§ **Exercise details**:
Where a line in the records below includes "edition", pull that line out.

Excerpts from an interface dataset
[Start of section]
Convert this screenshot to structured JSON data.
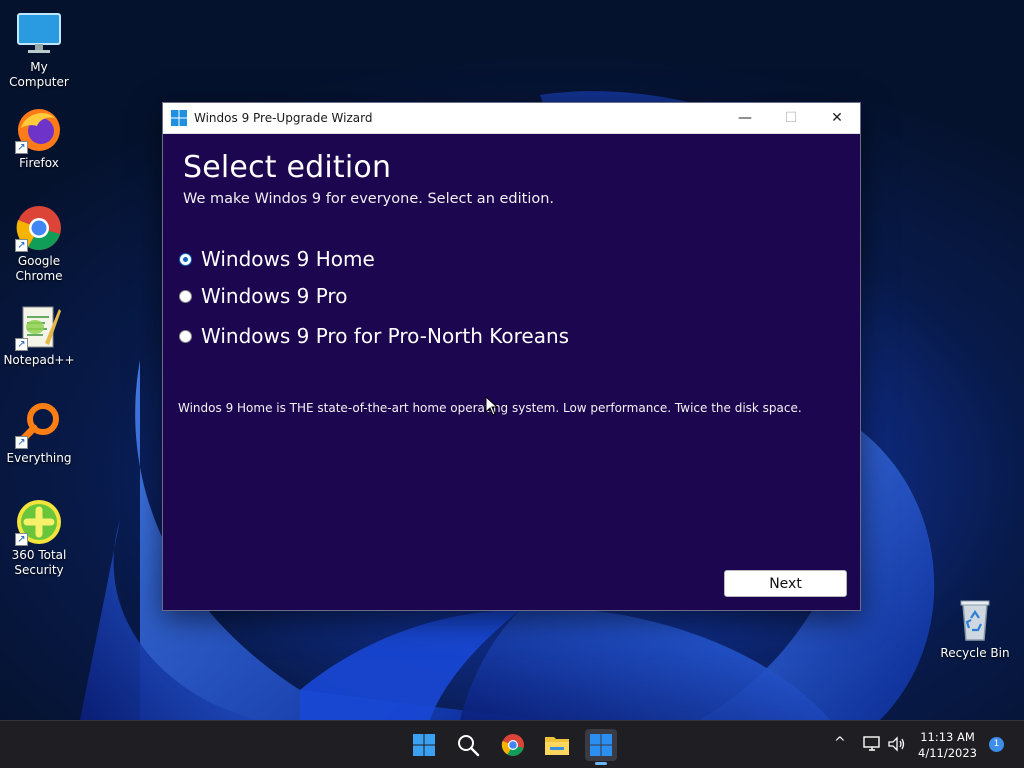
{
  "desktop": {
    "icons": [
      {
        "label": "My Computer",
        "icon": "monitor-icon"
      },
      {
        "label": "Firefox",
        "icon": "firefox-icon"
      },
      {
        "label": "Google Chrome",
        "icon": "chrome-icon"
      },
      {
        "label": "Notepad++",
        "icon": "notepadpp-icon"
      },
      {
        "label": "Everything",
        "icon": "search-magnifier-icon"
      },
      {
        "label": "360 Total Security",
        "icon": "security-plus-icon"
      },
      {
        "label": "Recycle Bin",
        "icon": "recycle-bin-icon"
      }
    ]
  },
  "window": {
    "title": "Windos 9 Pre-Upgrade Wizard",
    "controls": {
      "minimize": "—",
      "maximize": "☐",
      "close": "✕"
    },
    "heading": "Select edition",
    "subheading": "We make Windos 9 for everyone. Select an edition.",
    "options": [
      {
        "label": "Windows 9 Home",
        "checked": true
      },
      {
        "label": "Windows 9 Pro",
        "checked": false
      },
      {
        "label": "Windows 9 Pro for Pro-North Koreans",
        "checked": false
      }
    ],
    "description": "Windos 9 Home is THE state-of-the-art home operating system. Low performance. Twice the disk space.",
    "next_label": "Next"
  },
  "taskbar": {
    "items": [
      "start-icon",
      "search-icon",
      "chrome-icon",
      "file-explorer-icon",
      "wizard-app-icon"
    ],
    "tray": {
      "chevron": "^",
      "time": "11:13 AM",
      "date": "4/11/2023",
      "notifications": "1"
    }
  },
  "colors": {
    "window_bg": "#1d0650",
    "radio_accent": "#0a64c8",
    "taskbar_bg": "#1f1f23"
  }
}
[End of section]
§ **Written answer**:
    "heading": "Select edition",
    "subheading": "We make Windos 9 for everyone. Select an edition.",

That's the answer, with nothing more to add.